#### WHAT THE TASK REQUIRES:
The pictures stay out; all of the data is to be printed exactly.

[Start of section]

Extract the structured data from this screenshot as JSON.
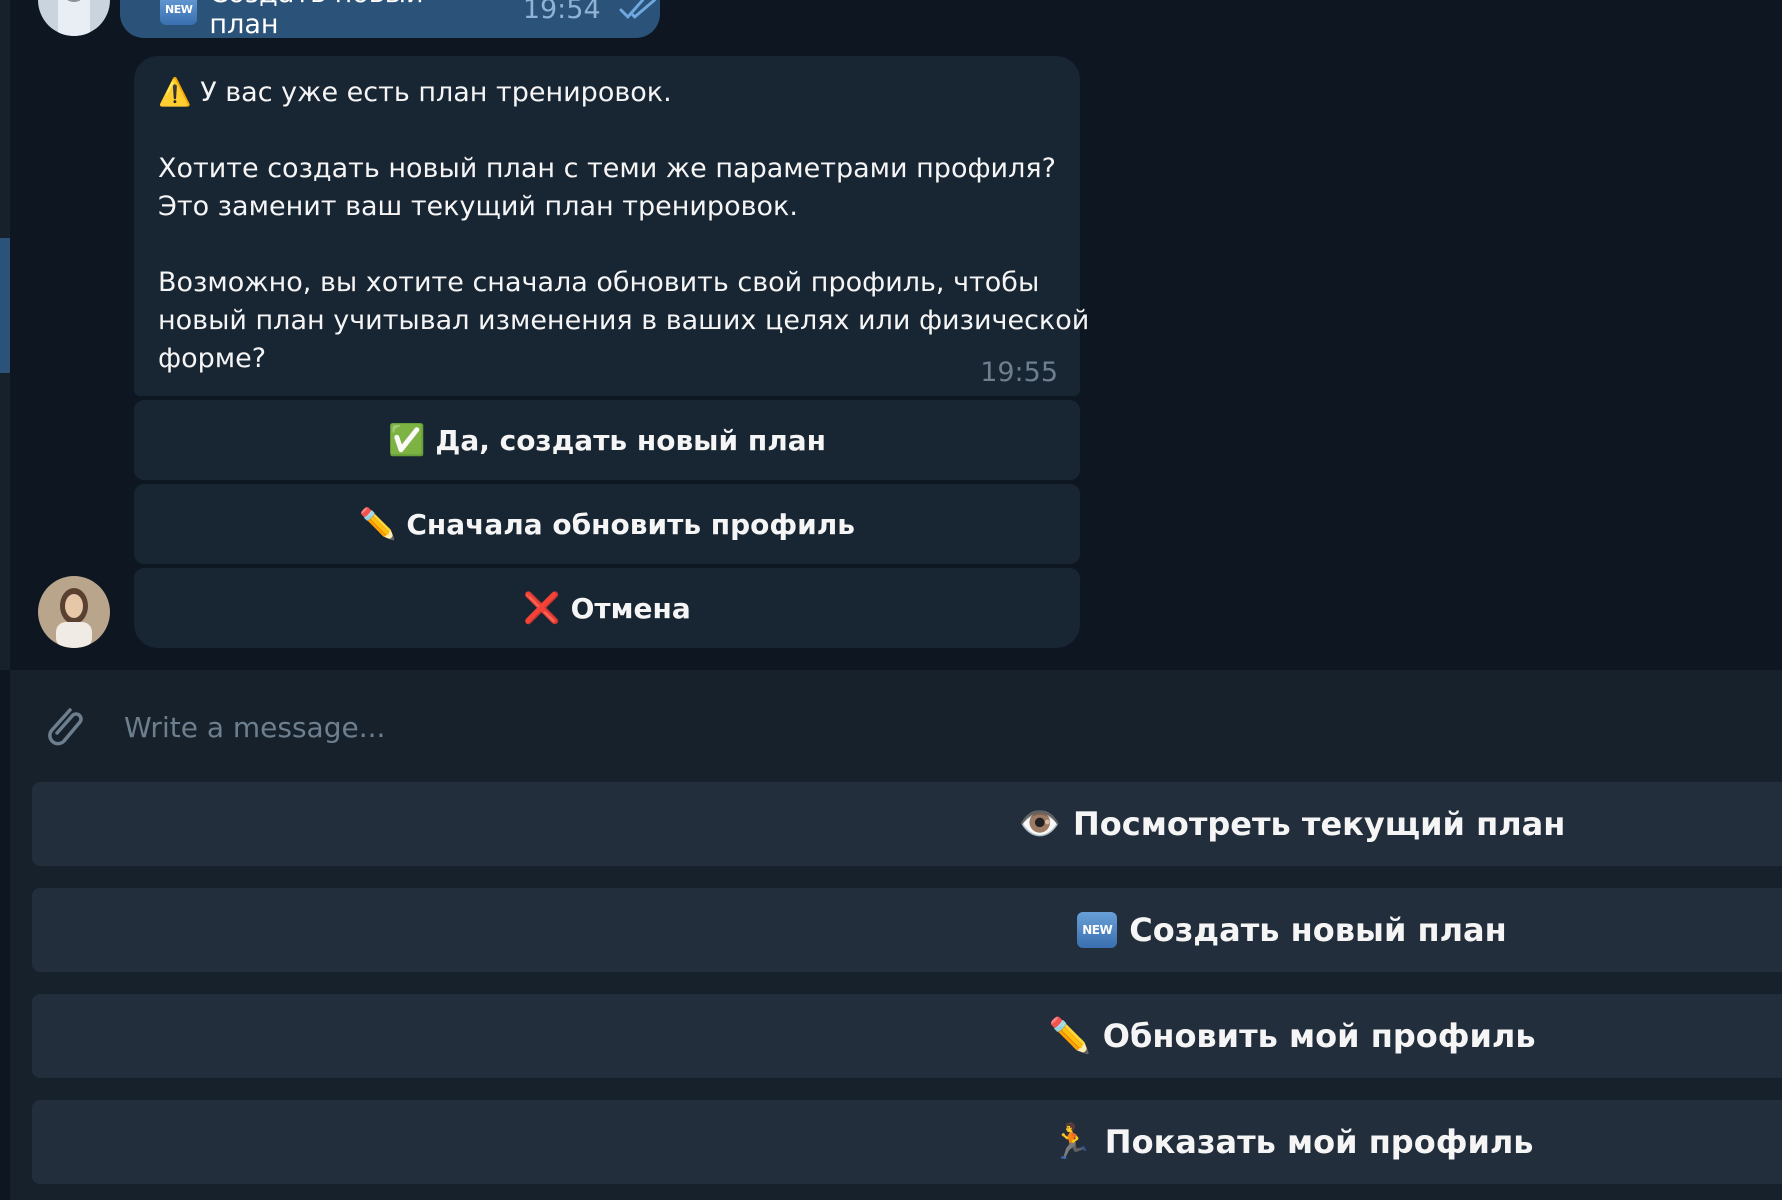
{
  "colors": {
    "chat_background": "#0e1621",
    "panel_background": "#17212b",
    "bubble_background": "#182533",
    "outgoing_bubble": "#2b5278",
    "keyboard_button": "#232e3c",
    "muted_text": "#6d7f8f"
  },
  "outgoing_message": {
    "badge": "NEW",
    "text": "Создать новый план",
    "time": "19:54",
    "status_icon": "double-check-icon"
  },
  "bot_message": {
    "warning_emoji": "⚠️",
    "line1": "У вас уже есть план тренировок.",
    "line2": "Хотите создать новый план с теми же параметрами профиля?",
    "line3": "Это заменит ваш текущий план тренировок.",
    "line4": "Возможно, вы хотите сначала обновить свой профиль, чтобы",
    "line5": "новый план учитывал изменения в ваших целях или физической",
    "line6": "форме?",
    "time": "19:55"
  },
  "inline_buttons": [
    {
      "emoji": "✅",
      "label": "Да, создать новый план"
    },
    {
      "emoji": "✏️",
      "label": "Сначала обновить профиль"
    },
    {
      "emoji": "❌",
      "label": "Отмена"
    }
  ],
  "composer": {
    "placeholder": "Write a message...",
    "attach_icon": "paperclip-icon"
  },
  "keyboard_buttons": [
    {
      "emoji": "👁️",
      "label": "Посмотреть текущий план"
    },
    {
      "badge": "NEW",
      "label": "Создать новый план"
    },
    {
      "emoji": "✏️",
      "label": "Обновить мой профиль"
    },
    {
      "emoji": "🏃",
      "label": "Показать мой профиль"
    }
  ]
}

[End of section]

#### EXERCISE RESPONSE:
Extract the structured data from this screenshot as JSON.
{
  "colors": {
    "chat_background": "#0e1621",
    "panel_background": "#17212b",
    "bubble_background": "#182533",
    "outgoing_bubble": "#2b5278",
    "keyboard_button": "#232e3c",
    "muted_text": "#6d7f8f"
  },
  "outgoing_message": {
    "badge": "NEW",
    "text": "Создать новый план",
    "time": "19:54",
    "status_icon": "double-check-icon"
  },
  "bot_message": {
    "warning_emoji": "⚠️",
    "line1": "У вас уже есть план тренировок.",
    "line2": "Хотите создать новый план с теми же параметрами профиля?",
    "line3": "Это заменит ваш текущий план тренировок.",
    "line4": "Возможно, вы хотите сначала обновить свой профиль, чтобы",
    "line5": "новый план учитывал изменения в ваших целях или физической",
    "line6": "форме?",
    "time": "19:55"
  },
  "inline_buttons": [
    {
      "emoji": "✅",
      "label": "Да, создать новый план"
    },
    {
      "emoji": "✏️",
      "label": "Сначала обновить профиль"
    },
    {
      "emoji": "❌",
      "label": "Отмена"
    }
  ],
  "composer": {
    "placeholder": "Write a message...",
    "attach_icon": "paperclip-icon"
  },
  "keyboard_buttons": [
    {
      "emoji": "👁️",
      "label": "Посмотреть текущий план"
    },
    {
      "badge": "NEW",
      "label": "Создать новый план"
    },
    {
      "emoji": "✏️",
      "label": "Обновить мой профиль"
    },
    {
      "emoji": "🏃",
      "label": "Показать мой профиль"
    }
  ]
}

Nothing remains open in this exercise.